Data about app and page elements
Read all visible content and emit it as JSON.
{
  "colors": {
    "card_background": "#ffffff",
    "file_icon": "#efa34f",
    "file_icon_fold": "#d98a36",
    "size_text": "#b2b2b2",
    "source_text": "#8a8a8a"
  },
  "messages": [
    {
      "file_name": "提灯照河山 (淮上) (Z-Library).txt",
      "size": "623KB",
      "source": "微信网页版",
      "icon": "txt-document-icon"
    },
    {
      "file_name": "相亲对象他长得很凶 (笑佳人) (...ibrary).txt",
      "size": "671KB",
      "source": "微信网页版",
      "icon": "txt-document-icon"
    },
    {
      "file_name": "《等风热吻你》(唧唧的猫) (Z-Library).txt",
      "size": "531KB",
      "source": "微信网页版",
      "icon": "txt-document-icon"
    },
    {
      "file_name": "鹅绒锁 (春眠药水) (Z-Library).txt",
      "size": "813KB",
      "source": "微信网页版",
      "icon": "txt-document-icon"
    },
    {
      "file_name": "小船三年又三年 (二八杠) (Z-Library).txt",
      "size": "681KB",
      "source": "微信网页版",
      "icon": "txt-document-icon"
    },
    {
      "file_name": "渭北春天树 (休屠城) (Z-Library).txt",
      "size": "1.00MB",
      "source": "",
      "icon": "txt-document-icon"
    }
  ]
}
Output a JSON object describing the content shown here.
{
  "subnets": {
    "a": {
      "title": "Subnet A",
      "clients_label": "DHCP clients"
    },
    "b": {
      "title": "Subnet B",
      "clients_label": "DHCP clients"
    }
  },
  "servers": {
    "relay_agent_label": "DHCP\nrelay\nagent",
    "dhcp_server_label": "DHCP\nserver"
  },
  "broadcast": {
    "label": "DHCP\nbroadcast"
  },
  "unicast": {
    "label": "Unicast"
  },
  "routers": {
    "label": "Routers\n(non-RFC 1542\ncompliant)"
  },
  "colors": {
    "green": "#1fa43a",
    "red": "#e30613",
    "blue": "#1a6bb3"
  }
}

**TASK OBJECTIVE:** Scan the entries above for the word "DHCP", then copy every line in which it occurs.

**RESPONSE:**
      "clients_label": "DHCP clients"
      "clients_label": "DHCP clients"
    "relay_agent_label": "DHCP\nrelay\nagent",
    "dhcp_server_label": "DHCP\nserver"
    "label": "DHCP\nbroadcast"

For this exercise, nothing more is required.